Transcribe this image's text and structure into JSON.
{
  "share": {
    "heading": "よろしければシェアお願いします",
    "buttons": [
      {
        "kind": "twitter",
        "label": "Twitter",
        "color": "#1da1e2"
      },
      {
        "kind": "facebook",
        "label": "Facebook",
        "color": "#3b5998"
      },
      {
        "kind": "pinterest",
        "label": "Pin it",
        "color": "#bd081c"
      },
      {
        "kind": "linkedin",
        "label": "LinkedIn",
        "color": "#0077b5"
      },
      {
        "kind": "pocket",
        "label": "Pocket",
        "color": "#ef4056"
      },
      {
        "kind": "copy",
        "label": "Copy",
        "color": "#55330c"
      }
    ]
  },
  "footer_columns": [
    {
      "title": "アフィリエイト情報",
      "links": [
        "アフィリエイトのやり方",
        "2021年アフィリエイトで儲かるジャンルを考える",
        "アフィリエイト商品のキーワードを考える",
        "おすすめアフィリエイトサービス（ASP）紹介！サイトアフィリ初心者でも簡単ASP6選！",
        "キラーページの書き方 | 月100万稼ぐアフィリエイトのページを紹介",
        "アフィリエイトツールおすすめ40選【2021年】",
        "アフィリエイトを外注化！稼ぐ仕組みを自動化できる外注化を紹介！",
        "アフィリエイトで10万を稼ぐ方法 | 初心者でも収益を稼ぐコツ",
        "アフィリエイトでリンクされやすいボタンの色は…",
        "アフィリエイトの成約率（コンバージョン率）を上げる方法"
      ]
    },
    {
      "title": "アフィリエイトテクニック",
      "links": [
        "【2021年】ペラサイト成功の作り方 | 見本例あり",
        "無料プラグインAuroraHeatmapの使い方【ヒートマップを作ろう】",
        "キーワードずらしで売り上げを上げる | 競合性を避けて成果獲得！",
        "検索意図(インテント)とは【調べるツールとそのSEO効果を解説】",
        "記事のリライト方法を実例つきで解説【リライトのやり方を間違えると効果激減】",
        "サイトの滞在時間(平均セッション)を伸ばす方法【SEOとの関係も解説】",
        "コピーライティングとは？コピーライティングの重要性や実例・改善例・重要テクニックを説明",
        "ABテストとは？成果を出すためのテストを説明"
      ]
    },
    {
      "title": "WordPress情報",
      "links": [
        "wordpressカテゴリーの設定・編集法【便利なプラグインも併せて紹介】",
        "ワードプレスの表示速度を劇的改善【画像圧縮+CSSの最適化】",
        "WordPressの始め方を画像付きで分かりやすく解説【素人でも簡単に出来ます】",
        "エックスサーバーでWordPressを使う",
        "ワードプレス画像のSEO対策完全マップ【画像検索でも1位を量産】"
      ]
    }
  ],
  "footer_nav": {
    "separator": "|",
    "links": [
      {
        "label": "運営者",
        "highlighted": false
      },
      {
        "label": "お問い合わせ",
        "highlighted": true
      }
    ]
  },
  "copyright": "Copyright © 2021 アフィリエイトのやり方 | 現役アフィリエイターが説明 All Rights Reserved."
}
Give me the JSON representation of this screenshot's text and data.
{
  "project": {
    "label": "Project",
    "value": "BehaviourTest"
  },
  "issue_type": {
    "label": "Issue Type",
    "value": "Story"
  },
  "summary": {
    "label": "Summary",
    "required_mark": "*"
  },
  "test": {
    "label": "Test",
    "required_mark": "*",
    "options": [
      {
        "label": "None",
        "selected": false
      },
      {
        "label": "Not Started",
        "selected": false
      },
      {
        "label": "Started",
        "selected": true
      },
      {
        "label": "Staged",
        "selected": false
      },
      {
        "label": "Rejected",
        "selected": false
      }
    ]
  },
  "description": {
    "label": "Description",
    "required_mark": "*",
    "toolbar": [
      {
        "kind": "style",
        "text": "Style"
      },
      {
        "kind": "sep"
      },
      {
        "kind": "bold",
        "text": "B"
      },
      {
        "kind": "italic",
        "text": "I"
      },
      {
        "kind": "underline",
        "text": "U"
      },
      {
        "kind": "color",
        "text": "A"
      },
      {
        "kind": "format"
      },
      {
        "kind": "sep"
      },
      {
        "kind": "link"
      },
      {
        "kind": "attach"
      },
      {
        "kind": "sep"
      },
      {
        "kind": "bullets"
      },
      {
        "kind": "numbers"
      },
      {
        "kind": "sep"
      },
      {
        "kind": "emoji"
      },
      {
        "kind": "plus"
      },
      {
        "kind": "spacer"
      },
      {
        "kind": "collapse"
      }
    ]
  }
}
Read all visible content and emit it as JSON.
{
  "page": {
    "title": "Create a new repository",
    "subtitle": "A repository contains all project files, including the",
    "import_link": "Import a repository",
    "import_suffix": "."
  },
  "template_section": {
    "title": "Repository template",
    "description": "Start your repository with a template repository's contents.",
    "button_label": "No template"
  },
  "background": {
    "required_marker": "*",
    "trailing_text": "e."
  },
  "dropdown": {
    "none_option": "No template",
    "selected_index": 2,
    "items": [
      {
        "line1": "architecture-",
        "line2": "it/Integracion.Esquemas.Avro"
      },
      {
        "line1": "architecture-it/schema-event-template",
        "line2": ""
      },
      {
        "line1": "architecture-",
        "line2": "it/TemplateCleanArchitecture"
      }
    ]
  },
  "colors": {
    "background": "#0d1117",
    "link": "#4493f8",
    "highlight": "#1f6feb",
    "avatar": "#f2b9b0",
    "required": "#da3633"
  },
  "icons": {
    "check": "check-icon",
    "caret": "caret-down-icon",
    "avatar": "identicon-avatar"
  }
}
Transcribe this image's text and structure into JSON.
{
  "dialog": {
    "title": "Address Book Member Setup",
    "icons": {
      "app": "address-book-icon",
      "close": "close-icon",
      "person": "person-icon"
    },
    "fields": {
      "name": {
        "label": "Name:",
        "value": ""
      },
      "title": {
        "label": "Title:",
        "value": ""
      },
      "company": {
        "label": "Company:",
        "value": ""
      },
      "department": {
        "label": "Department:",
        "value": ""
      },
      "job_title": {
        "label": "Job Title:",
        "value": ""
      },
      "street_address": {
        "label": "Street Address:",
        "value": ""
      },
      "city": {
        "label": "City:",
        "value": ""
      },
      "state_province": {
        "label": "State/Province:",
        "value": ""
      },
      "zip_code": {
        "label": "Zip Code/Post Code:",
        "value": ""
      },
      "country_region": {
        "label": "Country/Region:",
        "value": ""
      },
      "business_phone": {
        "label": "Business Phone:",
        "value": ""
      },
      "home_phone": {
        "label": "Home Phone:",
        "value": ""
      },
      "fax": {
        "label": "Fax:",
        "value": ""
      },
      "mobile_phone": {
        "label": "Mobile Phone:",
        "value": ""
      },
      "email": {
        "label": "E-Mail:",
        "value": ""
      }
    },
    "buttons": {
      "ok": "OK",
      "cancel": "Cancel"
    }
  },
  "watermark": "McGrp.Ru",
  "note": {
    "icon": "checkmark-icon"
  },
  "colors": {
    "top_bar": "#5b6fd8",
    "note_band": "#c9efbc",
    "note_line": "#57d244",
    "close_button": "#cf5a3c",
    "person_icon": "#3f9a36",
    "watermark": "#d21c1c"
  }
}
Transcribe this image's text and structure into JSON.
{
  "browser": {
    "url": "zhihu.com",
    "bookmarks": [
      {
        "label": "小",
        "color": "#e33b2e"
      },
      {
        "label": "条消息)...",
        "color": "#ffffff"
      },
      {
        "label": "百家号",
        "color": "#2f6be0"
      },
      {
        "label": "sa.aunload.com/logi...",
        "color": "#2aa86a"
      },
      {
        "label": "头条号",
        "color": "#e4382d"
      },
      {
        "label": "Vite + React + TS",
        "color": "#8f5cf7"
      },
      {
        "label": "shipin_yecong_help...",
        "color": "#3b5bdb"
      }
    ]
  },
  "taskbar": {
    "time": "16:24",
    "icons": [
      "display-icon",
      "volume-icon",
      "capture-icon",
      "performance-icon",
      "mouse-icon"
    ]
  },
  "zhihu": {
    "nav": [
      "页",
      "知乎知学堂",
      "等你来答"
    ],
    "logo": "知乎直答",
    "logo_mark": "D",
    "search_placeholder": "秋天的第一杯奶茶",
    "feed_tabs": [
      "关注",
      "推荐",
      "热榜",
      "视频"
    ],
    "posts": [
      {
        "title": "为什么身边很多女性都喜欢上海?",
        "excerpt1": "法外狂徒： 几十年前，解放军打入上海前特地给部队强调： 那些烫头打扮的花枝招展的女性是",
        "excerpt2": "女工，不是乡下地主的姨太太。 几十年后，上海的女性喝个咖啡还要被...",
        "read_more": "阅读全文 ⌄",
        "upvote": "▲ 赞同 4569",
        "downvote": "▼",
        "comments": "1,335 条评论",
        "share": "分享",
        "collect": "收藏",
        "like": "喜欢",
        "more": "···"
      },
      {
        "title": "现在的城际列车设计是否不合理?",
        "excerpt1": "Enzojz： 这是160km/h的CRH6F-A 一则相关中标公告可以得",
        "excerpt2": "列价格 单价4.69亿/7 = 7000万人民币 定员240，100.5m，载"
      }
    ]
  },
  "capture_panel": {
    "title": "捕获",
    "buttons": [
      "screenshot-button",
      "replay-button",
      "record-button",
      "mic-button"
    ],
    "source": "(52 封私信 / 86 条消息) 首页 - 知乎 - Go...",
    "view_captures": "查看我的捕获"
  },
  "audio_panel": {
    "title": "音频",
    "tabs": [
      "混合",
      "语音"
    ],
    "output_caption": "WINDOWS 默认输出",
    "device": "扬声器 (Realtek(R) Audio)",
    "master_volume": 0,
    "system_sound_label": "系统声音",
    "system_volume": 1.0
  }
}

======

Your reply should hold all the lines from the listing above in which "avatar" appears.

Answer:
    "avatar": "#f2b9b0",
    "avatar": "identicon-avatar"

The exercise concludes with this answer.